=== Task to carry out ===
Copy all records exactly, excluding images.

=== Records for this task ===
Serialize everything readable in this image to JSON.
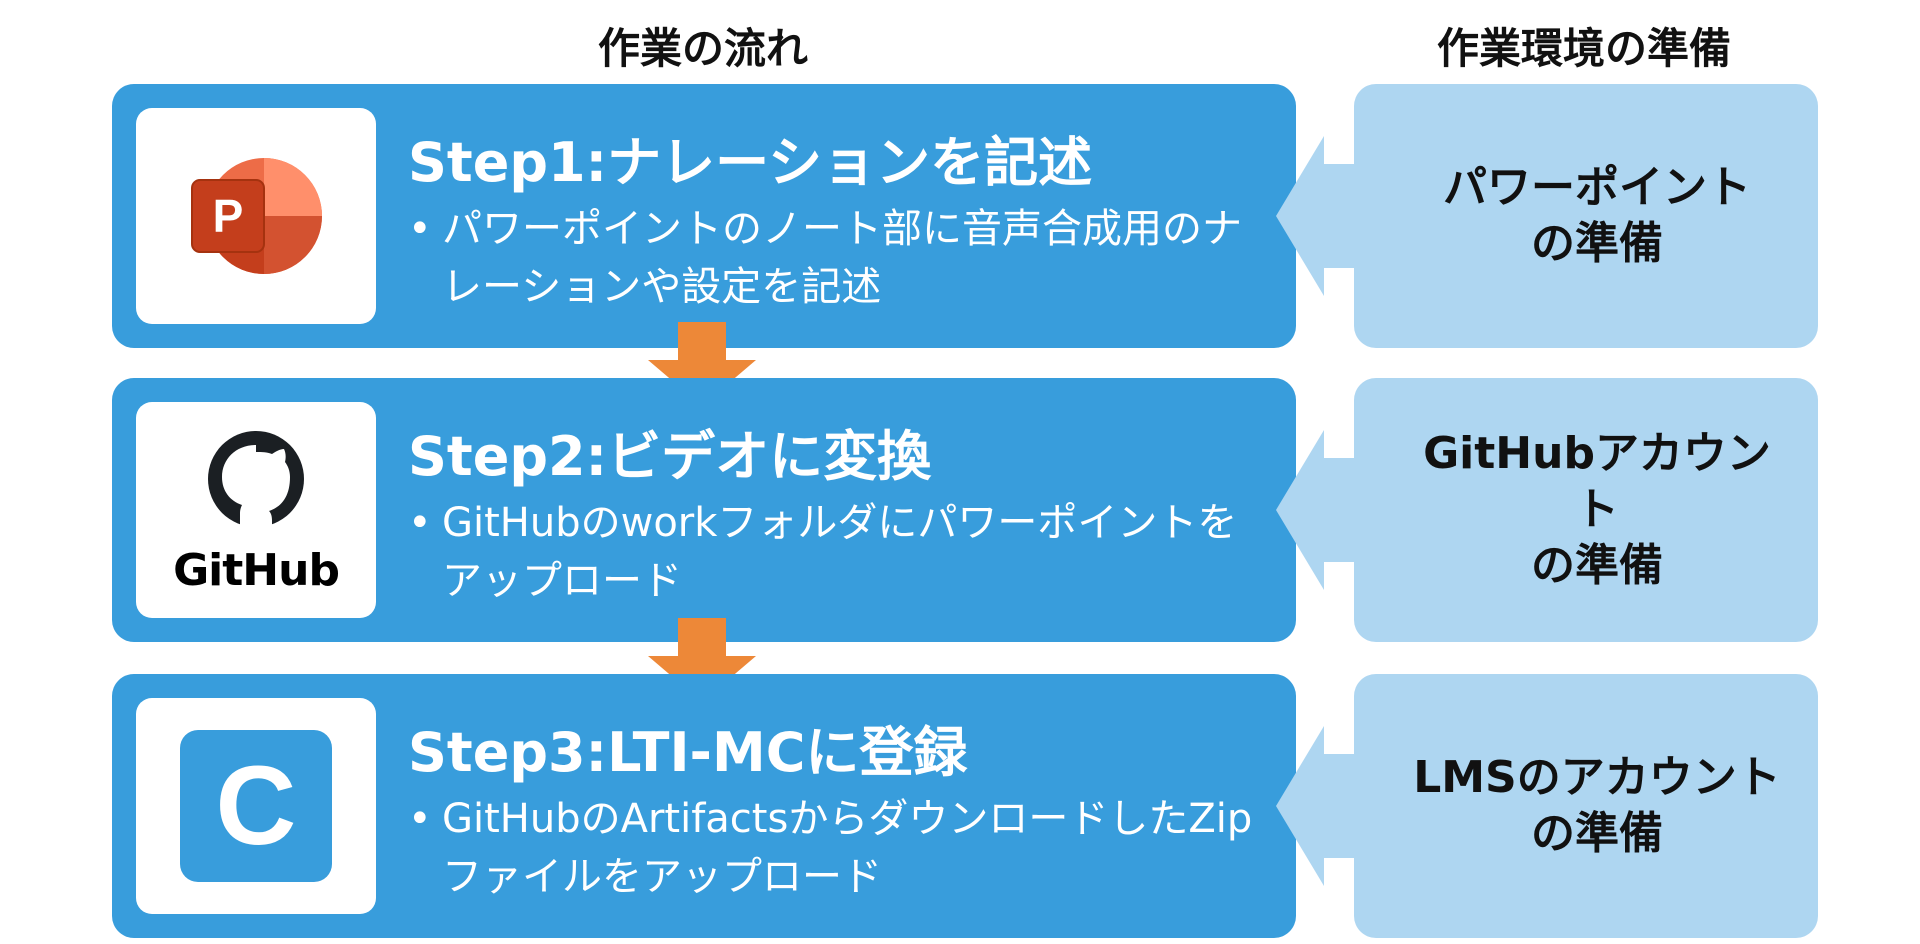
{
  "headers": {
    "flow": "作業の流れ",
    "environment": "作業環境の準備"
  },
  "steps": [
    {
      "title": "Step1:ナレーションを記述",
      "bullet": "•",
      "text": "パワーポイントのノート部に音声合成用のナレーションや設定を記述",
      "icon": "powerpoint-icon",
      "logo_letter": "P"
    },
    {
      "title": "Step2:ビデオに変換",
      "bullet": "•",
      "text": "GitHubのworkフォルダにパワーポイントをアップロード",
      "icon": "github-icon",
      "logo_text": "GitHub"
    },
    {
      "title": "Step3:LTI-MCに登録",
      "bullet": "•",
      "text": "GitHubのArtifactsからダウンロードしたZipファイルをアップロード",
      "icon": "lti-mc-icon",
      "logo_letter": "C"
    }
  ],
  "environment": [
    {
      "line1": "パワーポイント",
      "line2": "の準備"
    },
    {
      "line1": "GitHubアカウント",
      "line2": "の準備"
    },
    {
      "line1": "LMSのアカウント",
      "line2": "の準備"
    }
  ],
  "colors": {
    "step_bg": "#389DDC",
    "env_bg": "#AED6F1",
    "arrow_down": "#ED8838",
    "text_on_step": "#FFFFFF"
  }
}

=== Expected answer ===
Serialize everything readable in this image to JSON.
{
  "headers": {
    "flow": "作業の流れ",
    "environment": "作業環境の準備"
  },
  "steps": [
    {
      "title": "Step1:ナレーションを記述",
      "bullet": "•",
      "text": "パワーポイントのノート部に音声合成用のナレーションや設定を記述",
      "icon": "powerpoint-icon",
      "logo_letter": "P"
    },
    {
      "title": "Step2:ビデオに変換",
      "bullet": "•",
      "text": "GitHubのworkフォルダにパワーポイントをアップロード",
      "icon": "github-icon",
      "logo_text": "GitHub"
    },
    {
      "title": "Step3:LTI-MCに登録",
      "bullet": "•",
      "text": "GitHubのArtifactsからダウンロードしたZipファイルをアップロード",
      "icon": "lti-mc-icon",
      "logo_letter": "C"
    }
  ],
  "environment": [
    {
      "line1": "パワーポイント",
      "line2": "の準備"
    },
    {
      "line1": "GitHubアカウント",
      "line2": "の準備"
    },
    {
      "line1": "LMSのアカウント",
      "line2": "の準備"
    }
  ],
  "colors": {
    "step_bg": "#389DDC",
    "env_bg": "#AED6F1",
    "arrow_down": "#ED8838",
    "text_on_step": "#FFFFFF"
  }
}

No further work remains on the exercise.